_Work to complete_
Using the entries below, give the count of lines that hold "whole". Say nothing besides the number.

*** Block opens ***

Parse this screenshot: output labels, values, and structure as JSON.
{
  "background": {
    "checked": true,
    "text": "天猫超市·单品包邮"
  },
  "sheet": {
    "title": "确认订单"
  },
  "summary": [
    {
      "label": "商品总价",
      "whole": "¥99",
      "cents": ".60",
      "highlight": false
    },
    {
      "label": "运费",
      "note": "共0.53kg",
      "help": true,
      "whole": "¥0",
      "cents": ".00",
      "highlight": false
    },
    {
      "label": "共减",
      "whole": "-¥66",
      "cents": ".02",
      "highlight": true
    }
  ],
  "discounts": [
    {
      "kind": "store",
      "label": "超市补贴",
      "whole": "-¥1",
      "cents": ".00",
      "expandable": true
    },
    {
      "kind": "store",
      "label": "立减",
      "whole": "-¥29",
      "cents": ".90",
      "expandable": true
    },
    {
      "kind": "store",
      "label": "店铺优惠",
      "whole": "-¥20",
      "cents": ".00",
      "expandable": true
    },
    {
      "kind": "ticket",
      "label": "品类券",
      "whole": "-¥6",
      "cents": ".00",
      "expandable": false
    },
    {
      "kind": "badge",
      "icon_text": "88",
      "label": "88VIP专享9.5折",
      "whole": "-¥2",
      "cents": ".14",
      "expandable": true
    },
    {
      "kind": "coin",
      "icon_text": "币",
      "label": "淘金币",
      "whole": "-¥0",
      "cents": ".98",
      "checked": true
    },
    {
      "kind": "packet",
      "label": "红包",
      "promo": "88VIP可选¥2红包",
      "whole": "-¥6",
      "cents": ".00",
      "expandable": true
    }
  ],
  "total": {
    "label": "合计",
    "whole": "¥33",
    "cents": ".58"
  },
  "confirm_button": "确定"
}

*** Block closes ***

_Answer below_
11